A helpful thing to keep in mind is that most of the time, people aren’t saying these careless comments with the intention to be devious. Not everyone understands the struggle of being mentally unstable, or the power of his words.  I find it most effective to calmly, openly talk about how and why these comments are offensive. Getting mad may seem easier, but it just creates unneeded tension and fighting. Staying calm and actually talking about it is better because this way, people aren’t on the defense and they will understand and respect you more. It also may stop them from saying these kinds of remarks in the future.

Words hurt, but they don’t define who we are.

Friend Groups and Feeling Left Out

Many times, I’ve felt left out when I was with my friends. For me, it feels like I’m invisible. Everything I say is pointless because no one will listen or care. No one would notice if I left. I’ve gotten in my fair share of fights with friends over this. Their response was always, “You’re doing this to yourself. You leave yourself out.” This always made me so angry. Why should I be the one to blame for something they are doing? I often grew very resentful and defensive from this.

This past year, I finally experienced what it’s like from a different perspective. My friend had been acting very distant and cold with me and my other friend. I felt like she was icing us out. It was confusing because I had no idea why. During every conversation, she would just shut down and not say a word. After talking to her about it, she told me she was feeling left out. To me, this didn’t make sense. She seemed like the one who was isolating herself.  Even when I tried extra hard to include her, she still felt the same. It was very frustrating, but at the same time, I knew how she felt. I’ve been in her shoes before.

That’s when I realized it’s not anyone’s fault specifically. Some people just connect and interact better than others. When another person is added to the equation, it’s harder to find a place sometimes. It’s not intentional, but just the nature of relationships. Most of the time, people don’t leave people out to be mean. It’s not someone’s fault they share a certain chemistry with someone else. It can’t be ignored. It also isn’t someone’s fault if they feel left out. It’s okay not to share that same bond as some other friends may have.
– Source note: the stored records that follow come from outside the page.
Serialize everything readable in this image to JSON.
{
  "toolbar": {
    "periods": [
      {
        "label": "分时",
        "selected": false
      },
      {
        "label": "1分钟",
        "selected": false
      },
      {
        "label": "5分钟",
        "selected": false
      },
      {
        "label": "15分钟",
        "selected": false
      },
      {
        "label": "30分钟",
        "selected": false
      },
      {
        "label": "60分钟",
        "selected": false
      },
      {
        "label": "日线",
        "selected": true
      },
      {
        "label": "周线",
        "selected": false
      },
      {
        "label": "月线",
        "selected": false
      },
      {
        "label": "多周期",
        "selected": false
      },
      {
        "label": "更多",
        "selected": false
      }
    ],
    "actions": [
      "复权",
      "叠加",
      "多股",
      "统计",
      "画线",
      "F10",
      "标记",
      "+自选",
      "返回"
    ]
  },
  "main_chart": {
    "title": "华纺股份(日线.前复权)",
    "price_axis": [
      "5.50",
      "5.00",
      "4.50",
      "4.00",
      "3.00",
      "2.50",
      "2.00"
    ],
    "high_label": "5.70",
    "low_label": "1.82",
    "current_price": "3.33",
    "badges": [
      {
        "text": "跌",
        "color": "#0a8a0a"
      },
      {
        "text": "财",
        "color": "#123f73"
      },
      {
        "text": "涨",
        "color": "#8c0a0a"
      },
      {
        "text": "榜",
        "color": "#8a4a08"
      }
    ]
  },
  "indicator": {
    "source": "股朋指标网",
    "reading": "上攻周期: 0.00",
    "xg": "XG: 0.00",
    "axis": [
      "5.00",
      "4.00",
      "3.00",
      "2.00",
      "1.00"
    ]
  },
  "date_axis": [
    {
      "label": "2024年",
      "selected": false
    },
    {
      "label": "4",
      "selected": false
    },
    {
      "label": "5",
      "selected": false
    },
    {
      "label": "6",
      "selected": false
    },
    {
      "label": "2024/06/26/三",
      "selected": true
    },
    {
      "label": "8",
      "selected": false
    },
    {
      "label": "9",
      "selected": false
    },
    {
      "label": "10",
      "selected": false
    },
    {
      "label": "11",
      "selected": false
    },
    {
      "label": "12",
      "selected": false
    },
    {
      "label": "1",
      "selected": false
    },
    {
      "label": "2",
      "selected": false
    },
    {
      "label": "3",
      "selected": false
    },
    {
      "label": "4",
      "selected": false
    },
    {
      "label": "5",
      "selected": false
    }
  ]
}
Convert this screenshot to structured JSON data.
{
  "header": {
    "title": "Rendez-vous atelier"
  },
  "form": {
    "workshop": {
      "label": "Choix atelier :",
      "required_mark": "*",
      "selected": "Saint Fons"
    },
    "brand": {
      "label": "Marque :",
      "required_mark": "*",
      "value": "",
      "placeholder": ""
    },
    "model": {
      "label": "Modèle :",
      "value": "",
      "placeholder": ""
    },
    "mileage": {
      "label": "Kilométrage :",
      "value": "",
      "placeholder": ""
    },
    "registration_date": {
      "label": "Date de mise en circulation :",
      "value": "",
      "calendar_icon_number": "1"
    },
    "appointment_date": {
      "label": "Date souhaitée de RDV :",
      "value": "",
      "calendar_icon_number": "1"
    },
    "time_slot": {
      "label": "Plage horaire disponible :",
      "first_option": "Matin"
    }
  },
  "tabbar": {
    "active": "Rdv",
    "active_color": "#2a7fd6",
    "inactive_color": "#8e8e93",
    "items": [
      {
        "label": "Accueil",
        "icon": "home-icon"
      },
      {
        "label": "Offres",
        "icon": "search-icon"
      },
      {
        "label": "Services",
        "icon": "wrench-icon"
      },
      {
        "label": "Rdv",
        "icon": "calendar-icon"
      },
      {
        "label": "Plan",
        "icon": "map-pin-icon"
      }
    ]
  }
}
Each friendship is different, and some groups mesh well while some just don’t.

This is something I think everyone deals with at one point or another. Feeling left out sucks, but hopefully it’s comforting to know it’s not your fault and not intentional.